:: DATASET EXTRACT

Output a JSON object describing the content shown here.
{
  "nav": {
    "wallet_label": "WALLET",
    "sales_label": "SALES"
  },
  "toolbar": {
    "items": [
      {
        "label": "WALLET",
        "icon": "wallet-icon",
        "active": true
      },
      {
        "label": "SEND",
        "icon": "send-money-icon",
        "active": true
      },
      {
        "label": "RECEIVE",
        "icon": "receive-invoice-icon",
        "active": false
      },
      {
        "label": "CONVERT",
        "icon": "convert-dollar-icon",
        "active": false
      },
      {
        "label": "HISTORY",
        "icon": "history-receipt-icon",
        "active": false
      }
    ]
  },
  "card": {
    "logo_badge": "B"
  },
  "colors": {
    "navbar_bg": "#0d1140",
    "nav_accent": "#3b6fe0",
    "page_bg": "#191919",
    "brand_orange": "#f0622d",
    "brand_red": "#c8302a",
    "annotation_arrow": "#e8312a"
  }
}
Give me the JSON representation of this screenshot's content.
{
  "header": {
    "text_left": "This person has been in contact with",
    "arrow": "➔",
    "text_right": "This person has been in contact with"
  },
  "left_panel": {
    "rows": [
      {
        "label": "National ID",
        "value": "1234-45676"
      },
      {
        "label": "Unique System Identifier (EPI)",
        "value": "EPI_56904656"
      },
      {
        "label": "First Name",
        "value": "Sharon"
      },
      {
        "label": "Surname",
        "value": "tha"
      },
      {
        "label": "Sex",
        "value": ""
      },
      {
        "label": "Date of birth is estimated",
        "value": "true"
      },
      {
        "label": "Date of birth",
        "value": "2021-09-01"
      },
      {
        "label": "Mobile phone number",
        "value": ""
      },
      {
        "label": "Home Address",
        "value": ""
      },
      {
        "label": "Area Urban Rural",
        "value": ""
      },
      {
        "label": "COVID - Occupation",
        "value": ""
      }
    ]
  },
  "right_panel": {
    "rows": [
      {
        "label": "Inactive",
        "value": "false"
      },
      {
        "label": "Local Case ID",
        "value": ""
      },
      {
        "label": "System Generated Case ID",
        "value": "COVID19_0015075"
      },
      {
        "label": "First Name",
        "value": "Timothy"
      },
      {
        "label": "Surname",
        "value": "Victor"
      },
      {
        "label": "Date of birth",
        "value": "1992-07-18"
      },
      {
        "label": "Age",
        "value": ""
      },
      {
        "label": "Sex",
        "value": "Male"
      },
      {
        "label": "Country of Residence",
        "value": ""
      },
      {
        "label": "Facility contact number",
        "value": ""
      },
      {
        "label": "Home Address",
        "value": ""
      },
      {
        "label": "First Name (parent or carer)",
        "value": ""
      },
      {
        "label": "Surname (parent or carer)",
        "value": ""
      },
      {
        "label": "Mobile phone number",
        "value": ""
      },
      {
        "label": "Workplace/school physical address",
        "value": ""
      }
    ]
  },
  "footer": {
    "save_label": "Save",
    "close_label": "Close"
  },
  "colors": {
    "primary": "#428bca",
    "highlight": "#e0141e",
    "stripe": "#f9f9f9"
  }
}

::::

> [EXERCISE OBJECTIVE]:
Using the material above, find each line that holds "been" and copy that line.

> [TASK OUTPUT]:
    "text_left": "This person has been in contact with",
    "text_right": "This person has been in contact with"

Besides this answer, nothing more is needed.